24/5/2023

Fusion equipment Photo: Helion
The planned operational date of its new fusion power plant is ‘significantly sooner’ than typical projections for deployment of commercial fusion power, Helion says

Photo: Helion

Helion has announced it will provide electricity to Microsoft through a fusion power plant.

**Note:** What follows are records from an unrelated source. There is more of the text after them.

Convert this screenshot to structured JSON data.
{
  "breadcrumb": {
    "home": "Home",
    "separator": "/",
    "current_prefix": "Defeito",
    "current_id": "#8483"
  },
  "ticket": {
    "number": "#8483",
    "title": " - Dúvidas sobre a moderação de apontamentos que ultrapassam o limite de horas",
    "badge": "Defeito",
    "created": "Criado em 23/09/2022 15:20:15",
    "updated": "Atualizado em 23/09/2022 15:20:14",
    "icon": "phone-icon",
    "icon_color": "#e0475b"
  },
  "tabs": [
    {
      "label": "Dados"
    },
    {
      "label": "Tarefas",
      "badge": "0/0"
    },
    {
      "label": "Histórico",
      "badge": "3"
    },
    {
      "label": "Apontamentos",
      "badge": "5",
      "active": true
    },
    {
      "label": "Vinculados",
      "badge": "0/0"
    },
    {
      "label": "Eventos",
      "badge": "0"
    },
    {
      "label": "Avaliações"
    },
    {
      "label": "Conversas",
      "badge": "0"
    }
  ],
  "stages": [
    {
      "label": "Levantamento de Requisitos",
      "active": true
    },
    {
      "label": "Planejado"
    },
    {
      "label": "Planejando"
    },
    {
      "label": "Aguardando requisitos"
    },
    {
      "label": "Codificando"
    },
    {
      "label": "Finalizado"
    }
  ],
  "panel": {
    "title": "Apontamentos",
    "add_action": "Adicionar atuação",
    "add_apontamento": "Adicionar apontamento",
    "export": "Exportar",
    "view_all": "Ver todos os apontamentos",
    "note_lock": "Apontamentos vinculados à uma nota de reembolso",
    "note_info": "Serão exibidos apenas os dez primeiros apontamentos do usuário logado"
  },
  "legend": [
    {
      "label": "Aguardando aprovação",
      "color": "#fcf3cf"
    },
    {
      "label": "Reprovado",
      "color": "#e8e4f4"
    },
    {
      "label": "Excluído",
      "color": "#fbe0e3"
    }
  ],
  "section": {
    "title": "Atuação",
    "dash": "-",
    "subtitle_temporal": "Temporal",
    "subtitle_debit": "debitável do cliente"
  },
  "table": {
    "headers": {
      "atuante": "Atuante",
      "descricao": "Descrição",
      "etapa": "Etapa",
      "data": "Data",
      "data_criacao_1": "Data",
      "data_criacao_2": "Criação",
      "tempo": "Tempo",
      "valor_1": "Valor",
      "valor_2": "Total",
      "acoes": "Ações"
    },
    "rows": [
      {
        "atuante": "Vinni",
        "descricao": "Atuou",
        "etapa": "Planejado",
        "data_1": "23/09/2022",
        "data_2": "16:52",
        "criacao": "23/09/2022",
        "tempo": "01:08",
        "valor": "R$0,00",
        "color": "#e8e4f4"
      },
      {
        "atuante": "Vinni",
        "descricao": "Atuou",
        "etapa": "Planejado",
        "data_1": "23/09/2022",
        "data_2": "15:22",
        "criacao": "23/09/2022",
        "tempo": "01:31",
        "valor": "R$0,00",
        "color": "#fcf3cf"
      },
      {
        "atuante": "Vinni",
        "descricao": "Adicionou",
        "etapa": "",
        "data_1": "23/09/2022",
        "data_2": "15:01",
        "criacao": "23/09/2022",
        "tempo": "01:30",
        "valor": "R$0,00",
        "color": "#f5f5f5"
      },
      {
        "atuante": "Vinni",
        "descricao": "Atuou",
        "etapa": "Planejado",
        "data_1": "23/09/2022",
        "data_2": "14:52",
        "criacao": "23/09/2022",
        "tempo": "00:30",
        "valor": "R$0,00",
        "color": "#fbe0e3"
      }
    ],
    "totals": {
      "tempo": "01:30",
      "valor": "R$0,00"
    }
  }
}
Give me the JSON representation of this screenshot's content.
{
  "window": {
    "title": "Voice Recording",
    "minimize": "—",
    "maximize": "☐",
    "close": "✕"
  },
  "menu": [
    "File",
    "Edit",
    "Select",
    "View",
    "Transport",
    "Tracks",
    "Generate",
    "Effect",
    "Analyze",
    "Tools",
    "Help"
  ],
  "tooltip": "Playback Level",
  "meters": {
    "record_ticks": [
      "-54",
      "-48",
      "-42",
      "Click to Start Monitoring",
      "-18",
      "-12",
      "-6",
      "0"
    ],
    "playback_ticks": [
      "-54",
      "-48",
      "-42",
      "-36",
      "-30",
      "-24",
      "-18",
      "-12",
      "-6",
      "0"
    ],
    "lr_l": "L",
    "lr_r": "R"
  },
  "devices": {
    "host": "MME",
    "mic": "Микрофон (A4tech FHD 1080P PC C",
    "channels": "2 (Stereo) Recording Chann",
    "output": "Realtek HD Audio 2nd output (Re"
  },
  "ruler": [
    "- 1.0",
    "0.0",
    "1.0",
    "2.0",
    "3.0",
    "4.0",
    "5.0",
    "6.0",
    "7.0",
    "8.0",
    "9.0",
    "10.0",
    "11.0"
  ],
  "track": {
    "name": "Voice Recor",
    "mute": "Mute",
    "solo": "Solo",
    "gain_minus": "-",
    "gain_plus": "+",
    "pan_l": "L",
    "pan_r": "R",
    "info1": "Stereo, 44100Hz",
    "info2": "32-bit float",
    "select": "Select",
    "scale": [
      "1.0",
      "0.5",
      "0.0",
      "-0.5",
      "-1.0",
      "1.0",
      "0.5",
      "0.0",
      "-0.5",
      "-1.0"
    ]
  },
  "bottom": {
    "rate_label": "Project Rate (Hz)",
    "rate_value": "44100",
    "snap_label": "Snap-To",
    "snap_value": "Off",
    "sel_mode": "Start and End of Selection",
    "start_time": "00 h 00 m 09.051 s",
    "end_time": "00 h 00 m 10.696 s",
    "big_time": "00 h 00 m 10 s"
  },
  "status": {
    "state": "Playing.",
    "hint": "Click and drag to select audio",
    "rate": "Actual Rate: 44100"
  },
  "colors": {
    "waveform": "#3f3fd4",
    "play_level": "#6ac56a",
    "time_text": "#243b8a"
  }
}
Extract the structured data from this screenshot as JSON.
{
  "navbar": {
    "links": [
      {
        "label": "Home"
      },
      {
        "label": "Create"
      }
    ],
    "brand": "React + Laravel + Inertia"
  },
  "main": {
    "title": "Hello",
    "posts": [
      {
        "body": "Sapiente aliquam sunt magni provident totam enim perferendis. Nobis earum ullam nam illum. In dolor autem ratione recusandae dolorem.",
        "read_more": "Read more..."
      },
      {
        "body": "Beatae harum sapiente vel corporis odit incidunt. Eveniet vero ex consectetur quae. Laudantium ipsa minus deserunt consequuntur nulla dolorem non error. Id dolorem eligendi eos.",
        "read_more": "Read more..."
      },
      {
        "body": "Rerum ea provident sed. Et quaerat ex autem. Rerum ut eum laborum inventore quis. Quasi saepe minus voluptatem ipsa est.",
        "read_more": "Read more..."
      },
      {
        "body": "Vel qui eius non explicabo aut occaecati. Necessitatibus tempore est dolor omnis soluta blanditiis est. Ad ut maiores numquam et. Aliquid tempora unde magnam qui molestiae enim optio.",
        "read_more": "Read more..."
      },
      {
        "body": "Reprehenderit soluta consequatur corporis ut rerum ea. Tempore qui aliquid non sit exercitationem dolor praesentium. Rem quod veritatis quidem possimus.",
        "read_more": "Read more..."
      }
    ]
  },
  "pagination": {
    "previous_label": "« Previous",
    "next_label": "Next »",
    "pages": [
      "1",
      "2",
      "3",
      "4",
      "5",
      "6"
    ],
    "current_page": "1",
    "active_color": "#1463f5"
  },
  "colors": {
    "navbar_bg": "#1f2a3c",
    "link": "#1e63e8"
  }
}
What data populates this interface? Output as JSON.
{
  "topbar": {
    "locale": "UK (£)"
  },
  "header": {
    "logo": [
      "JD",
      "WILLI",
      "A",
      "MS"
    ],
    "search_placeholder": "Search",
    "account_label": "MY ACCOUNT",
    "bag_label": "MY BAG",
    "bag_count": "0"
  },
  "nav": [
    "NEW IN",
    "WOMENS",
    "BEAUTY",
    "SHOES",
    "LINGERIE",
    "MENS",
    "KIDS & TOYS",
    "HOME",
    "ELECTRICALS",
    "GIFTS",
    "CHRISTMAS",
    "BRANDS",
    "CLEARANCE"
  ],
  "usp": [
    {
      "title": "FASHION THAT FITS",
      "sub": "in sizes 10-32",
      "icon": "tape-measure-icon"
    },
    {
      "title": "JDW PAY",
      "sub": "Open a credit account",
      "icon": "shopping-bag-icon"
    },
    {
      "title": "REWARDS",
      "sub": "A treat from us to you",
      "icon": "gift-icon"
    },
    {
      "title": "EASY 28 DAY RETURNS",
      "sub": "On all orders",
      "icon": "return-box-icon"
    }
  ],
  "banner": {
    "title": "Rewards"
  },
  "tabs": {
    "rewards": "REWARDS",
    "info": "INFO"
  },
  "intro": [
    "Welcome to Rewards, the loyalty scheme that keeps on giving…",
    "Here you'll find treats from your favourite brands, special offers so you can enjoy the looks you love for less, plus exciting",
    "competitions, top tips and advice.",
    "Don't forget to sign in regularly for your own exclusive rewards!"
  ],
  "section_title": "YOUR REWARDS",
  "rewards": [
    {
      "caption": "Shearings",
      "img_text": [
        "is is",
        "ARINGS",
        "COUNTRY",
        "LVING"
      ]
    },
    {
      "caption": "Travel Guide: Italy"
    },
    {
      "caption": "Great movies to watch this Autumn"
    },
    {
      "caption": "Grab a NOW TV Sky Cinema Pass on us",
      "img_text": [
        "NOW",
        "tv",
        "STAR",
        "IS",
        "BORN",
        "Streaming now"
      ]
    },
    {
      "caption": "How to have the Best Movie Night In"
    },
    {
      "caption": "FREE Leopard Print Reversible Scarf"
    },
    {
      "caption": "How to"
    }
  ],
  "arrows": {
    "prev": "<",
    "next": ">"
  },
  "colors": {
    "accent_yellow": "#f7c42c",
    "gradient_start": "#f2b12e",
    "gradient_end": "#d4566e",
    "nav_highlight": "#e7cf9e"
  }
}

The plant, in Washington state, US, is expected to be online by 2028 and will target power generation of 50 MW or greater after a one-year ramp up period.

 

The planned operational date for this facility is ‘significantly sooner’ than typical projections for deployment of commercial fusion power, Helion says. According to the company, fusion power plant will provide ‘flexible, scalable, baseload power that is affordable, providing the world a new path to full decarbonisation of electricity generation’.

 

Helion says its approach to fusion energy differs in three main ways from other approaches. Firstly, it uses a pulsed fusion system, which helps overcome the hardest physics challenges, keeps its fusion device smaller than other approaches, and allows it to adjust the power output based on need. Secondly, its system is built to directly recover electricity, while other fusion systems heat water to create steam to turn a turbine which loses energy in the process. Thirdly, it uses deuterium and helium-3 as fuel, which helps keep its system small and efficient.

 

Helion has previously built six working prototypes and claims to have been the first private fusion company to reach 100mn degree plasma temperatures with its sixth prototype. The company is currently building its seventh prototype, which is expected to demonstrate the ability to produce electricity in 2024.

 

‘This collaboration represents a significant milestone for Helion and the fusion industry as a whole,’ says David Kirtley, Chief Executive Officer at Helion. ‘We are grateful for the support of a visionary company like Microsoft. We still have a lot of work to do, but we are confident in our ability to deliver the world’s first fusion power facility.’

 

Uranium legacy sites
Elsewhere, Mailuu-Suu, one of the largest and most heavily contaminated uranium legacy sites in Central Asia, will be remediated thanks to the allocation of grant funding from the Environmental Remediation Account for Central Asia (ERA).

 

The €23mn grant, thought to be the largest since the establishment of the ERA, will help to stabilise and cover more than 2mn m3 of radioactive tailings located along the Mailuu-Suu River in the Kyrgyz Republic. Approximately 350,000 m3 tailings need to be relocated to a safe disposal site. This will prevent toxic material from dispersing the river system into the Fergana Valley, home to more than 15mn people.

 

The project will also finance the rehabilitation of contaminated land and water resources in the area. This is the third such site to be remediated in the Kyrgyz Republic following the successful completion of similar work at former uranium-mining locations in Shekaftar and Min-Kush in 2022.